[Interface dataset entries]
━━━━━━━━━━━━━━━━
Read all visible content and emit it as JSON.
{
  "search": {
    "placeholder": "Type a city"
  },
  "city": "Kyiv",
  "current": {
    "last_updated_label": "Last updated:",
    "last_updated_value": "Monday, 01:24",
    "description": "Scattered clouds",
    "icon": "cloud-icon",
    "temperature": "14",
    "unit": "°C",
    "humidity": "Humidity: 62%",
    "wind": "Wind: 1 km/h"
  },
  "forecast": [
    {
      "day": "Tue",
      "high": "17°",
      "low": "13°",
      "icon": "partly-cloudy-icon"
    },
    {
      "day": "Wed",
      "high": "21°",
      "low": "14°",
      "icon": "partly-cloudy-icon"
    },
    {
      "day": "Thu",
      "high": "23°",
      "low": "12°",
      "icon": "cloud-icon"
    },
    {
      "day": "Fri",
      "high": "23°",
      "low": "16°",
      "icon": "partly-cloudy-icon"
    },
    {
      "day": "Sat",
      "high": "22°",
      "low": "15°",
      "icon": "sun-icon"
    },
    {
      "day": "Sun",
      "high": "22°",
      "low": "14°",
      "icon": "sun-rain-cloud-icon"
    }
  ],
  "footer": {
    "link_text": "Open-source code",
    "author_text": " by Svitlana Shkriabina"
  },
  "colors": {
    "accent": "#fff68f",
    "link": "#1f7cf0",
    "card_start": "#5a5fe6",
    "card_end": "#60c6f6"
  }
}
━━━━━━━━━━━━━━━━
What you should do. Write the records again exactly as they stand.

Completed exercise.
Read all visible content and emit it as JSON.
{
  "search": {
    "placeholder": "Type a city"
  },
  "city": "Kyiv",
  "current": {
    "last_updated_label": "Last updated:",
    "last_updated_value": "Monday, 01:24",
    "description": "Scattered clouds",
    "icon": "cloud-icon",
    "temperature": "14",
    "unit": "°C",
    "humidity": "Humidity: 62%",
    "wind": "Wind: 1 km/h"
  },
  "forecast": [
    {
      "day": "Tue",
      "high": "17°",
      "low": "13°",
      "icon": "partly-cloudy-icon"
    },
    {
      "day": "Wed",
      "high": "21°",
      "low": "14°",
      "icon": "partly-cloudy-icon"
    },
    {
      "day": "Thu",
      "high": "23°",
      "low": "12°",
      "icon": "cloud-icon"
    },
    {
      "day": "Fri",
      "high": "23°",
      "low": "16°",
      "icon": "partly-cloudy-icon"
    },
    {
      "day": "Sat",
      "high": "22°",
      "low": "15°",
      "icon": "sun-icon"
    },
    {
      "day": "Sun",
      "high": "22°",
      "low": "14°",
      "icon": "sun-rain-cloud-icon"
    }
  ],
  "footer": {
    "link_text": "Open-source code",
    "author_text": " by Svitlana Shkriabina"
  },
  "colors": {
    "accent": "#fff68f",
    "link": "#1f7cf0",
    "card_start": "#5a5fe6",
    "card_end": "#60c6f6"
  }
}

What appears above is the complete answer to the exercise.